The belief that stock markets must crash because they outpace GDP growth is a common misconception. It’s true that historically, U.S. GDP has grown at an average of about 3%, while stock returns have averaged around 10%. This discrepancy leads some to fear that stocks are overvalued and due for a crash. However, this view misunderstands the nature of both GDP and stock market returns.
GDP: A Measure of Output, Not Economic Health
GDP, or Gross Domestic Product, measures a country’s economic output. It’s an imperfect metric, often revised and based on surveys and assumptions. Importantly, GDP doesn’t reflect a nation’s wealth or assets. It’s a flow measure, not a stock measure. For instance, even if the U.S. GDP growth was zero for a year, the country would still have produced a significant amount of output.
Moreover, GDP doesn’t perfectly mirror economic health. Its calculation includes private consumption, gross investment, government spending, and net exports. The U.S. has been a net importer for decades, which negatively impacts GDP but isn’t necessarily a sign of poor economic health. In fact, net importers like the U.S. and UK often have higher growth rates than net exporters.
Government Spending and Economic Efficiency
Reduced government spending can detract from GDP but isn’t inherently negative. In fact, excessive government spending can crowd out more efficient private sector spending. The private sector typically uses capital more effectively, leading to better economic outcomes. In contrast, government spending, even if poorly executed, doesn’t face the same market pressures as private spending.
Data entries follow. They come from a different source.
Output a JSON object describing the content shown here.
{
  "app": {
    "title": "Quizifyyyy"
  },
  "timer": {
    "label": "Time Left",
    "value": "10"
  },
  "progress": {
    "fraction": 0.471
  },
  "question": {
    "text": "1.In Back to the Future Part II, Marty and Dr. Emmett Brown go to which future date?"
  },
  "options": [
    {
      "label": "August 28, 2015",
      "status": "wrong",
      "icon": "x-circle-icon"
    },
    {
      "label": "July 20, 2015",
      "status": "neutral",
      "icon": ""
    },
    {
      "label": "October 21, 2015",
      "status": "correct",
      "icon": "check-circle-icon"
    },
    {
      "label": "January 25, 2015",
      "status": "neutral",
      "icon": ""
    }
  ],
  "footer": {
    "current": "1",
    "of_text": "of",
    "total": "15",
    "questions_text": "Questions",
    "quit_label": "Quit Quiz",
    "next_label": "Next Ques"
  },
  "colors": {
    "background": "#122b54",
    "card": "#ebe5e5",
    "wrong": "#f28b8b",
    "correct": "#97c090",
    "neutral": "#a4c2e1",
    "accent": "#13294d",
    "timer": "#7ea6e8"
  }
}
Stocks vs. GDP: Different Entities
Stocks represent ownership in companies and their future earnings, not a slice of the current or future GDP. Stock prices are influenced by corporate earnings, which are a result of revenues minus costs. These earnings are not directly included in GDP calculations. Therefore, stock returns and GDP growth rates are not directly linked and shouldn’t be expected to match.
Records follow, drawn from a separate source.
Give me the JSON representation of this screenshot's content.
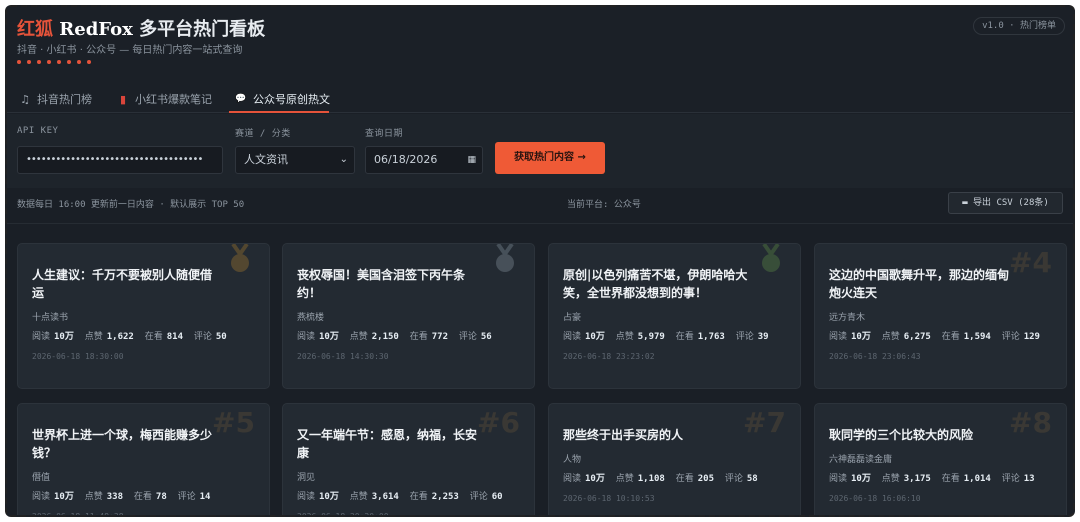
{
  "header": {
    "brand_cn": "红狐",
    "brand_en": "RedFox",
    "brand_rest": "多平台热门看板",
    "subtitle": "抖音 · 小红书 · 公众号 — 每日热门内容一站式查询",
    "version": "v1.0 · 热门榜单"
  },
  "tabs": [
    {
      "label": "抖音热门榜",
      "icon": "music-note-icon"
    },
    {
      "label": "小红书爆款笔记",
      "icon": "book-icon"
    },
    {
      "label": "公众号原创热文",
      "icon": "chat-bubble-icon",
      "active": true
    }
  ],
  "form": {
    "api_key_label": "API KEY",
    "api_key_value": "••••••••••••••••••••••••••••••••••••",
    "category_label": "赛道 / 分类",
    "category_value": "人文资讯",
    "date_label": "查询日期",
    "date_value": "06/18/2026",
    "submit_label": "获取热门内容 →"
  },
  "info": {
    "note": "数据每日 16:00 更新前一日内容 · 默认展示 TOP 50",
    "platform": "当前平台: 公众号",
    "export_label": "导出 CSV (28条)"
  },
  "stat_labels": {
    "read": "阅读",
    "like": "点赞",
    "watch": "在看",
    "comment": "评论"
  },
  "cards": [
    {
      "rank": "1",
      "title": "人生建议：千万不要被别人随便借运",
      "source": "十点读书",
      "read": "10万",
      "like": "1,622",
      "watch": "814",
      "comment": "50",
      "time": "2026-06-18 18:30:00",
      "medal": "#c28a2c"
    },
    {
      "rank": "2",
      "title": "丧权辱国！美国含泪签下丙午条约！",
      "source": "燕梳楼",
      "read": "10万",
      "like": "2,150",
      "watch": "772",
      "comment": "56",
      "time": "2026-06-18 14:30:30",
      "medal": "#9aa8b5"
    },
    {
      "rank": "3",
      "title": "原创|以色列痛苦不堪，伊朗哈哈大笑，全世界都没想到的事！",
      "source": "占豪",
      "read": "10万",
      "like": "5,979",
      "watch": "1,763",
      "comment": "39",
      "time": "2026-06-18 23:23:02",
      "medal": "#6aa14a"
    },
    {
      "rank": "#4",
      "title": "这边的中国歌舞升平，那边的缅甸炮火连天",
      "source": "远方青木",
      "read": "10万",
      "like": "6,275",
      "watch": "1,594",
      "comment": "129",
      "time": "2026-06-18 23:06:43"
    },
    {
      "rank": "#5",
      "title": "世界杯上进一个球，梅西能赚多少钱？",
      "source": "僭值",
      "read": "10万",
      "like": "338",
      "watch": "78",
      "comment": "14",
      "time": "2026-06-18 11:49:38"
    },
    {
      "rank": "#6",
      "title": "又一年端午节：感恩，纳福，长安康",
      "source": "洞见",
      "read": "10万",
      "like": "3,614",
      "watch": "2,253",
      "comment": "60",
      "time": "2026-06-18 20:20:00"
    },
    {
      "rank": "#7",
      "title": "那些终于出手买房的人",
      "source": "人物",
      "read": "10万",
      "like": "1,108",
      "watch": "205",
      "comment": "58",
      "time": "2026-06-18 10:10:53"
    },
    {
      "rank": "#8",
      "title": "耿同学的三个比较大的风险",
      "source": "六神磊磊读金庸",
      "read": "10万",
      "like": "3,175",
      "watch": "1,014",
      "comment": "13",
      "time": "2026-06-18 16:06:10"
    }
  ],
  "colors": {
    "accent": "#e5533a",
    "button": "#ef5a36",
    "background": "#1a1f26",
    "card": "#232a32"
  }
}
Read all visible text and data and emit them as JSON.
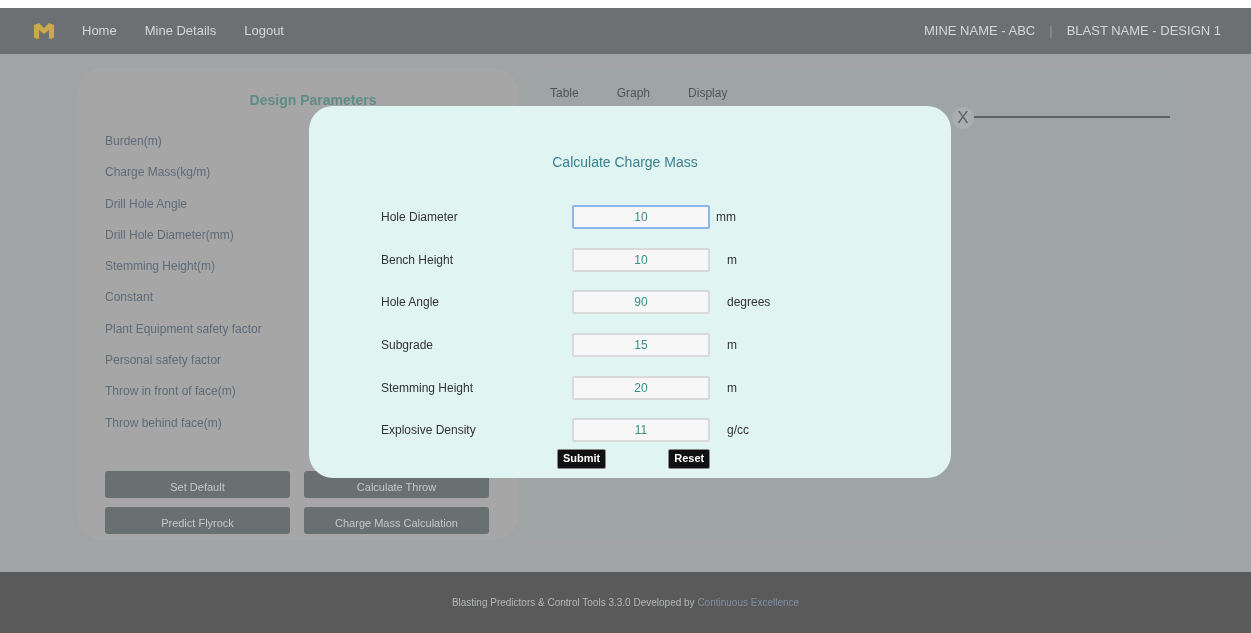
{
  "header": {
    "nav": [
      "Home",
      "Mine Details",
      "Logout"
    ],
    "mine_name": "MINE NAME -  ABC",
    "separator": "|",
    "blast_name": "BLAST NAME -  DESIGN 1"
  },
  "design_parameters": {
    "title": "Design Parameters",
    "labels": [
      "Burden(m)",
      "Charge Mass(kg/m)",
      "Drill Hole Angle",
      "Drill Hole Diameter(mm)",
      "Stemming Height(m)",
      "Constant",
      "Plant Equipment safety factor",
      "Personal safety factor",
      "Throw in front of face(m)",
      "Throw behind face(m)"
    ],
    "buttons": [
      "Set Default",
      "Calculate Throw",
      "Predict Flyrock",
      "Charge Mass Calculation"
    ]
  },
  "results_tabs": [
    {
      "label": "Table",
      "selected": false
    },
    {
      "label": "Graph",
      "selected": false
    },
    {
      "label": "Display",
      "selected": false
    }
  ],
  "dialog": {
    "close": "X",
    "title": "Calculate Charge Mass",
    "fields": [
      {
        "label": "Hole Diameter",
        "value": "10",
        "unit": "mm",
        "focused": true
      },
      {
        "label": "Bench Height",
        "value": "10",
        "unit": "m",
        "focused": false
      },
      {
        "label": "Hole Angle",
        "value": "90",
        "unit": "degrees",
        "focused": false
      },
      {
        "label": "Subgrade",
        "value": "15",
        "unit": "m",
        "focused": false
      },
      {
        "label": "Stemming Height",
        "value": "20",
        "unit": "m",
        "focused": false
      },
      {
        "label": "Explosive Density",
        "value": "11",
        "unit": "g/cc",
        "focused": false
      }
    ],
    "buttons": [
      "Submit",
      "Reset"
    ]
  },
  "footer": {
    "text": "Blasting Predictors & Control Tools 3.3.0 Developed by ",
    "link": "Continuous Excellence"
  }
}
The Misleading Nature of Linear Scales
When comparing stock returns to GDP growth, it’s important to consider the scale used in graphs. Linear scales can make recent stock market returns appear unsustainable, especially when compared to historical data. However, a logarithmic scale, which accounts for the compounding nature of stock returns, provides a more accurate representation. On a logarithmic scale, proportional changes are consistent, making it a better tool for understanding long-term market trends.
Conclusion: Innovation Drives Stock Growth
Ultimately, stock market growth is driven by the continuous advancement of innovations, leading to increased earnings over time. This growth is not directly tied to GDP but is a result of the dynamic nature of businesses and economies. Therefore, the fear that stocks must crash because they outpace GDP growth is based on a misunderstanding of what these metrics represent and how they interact.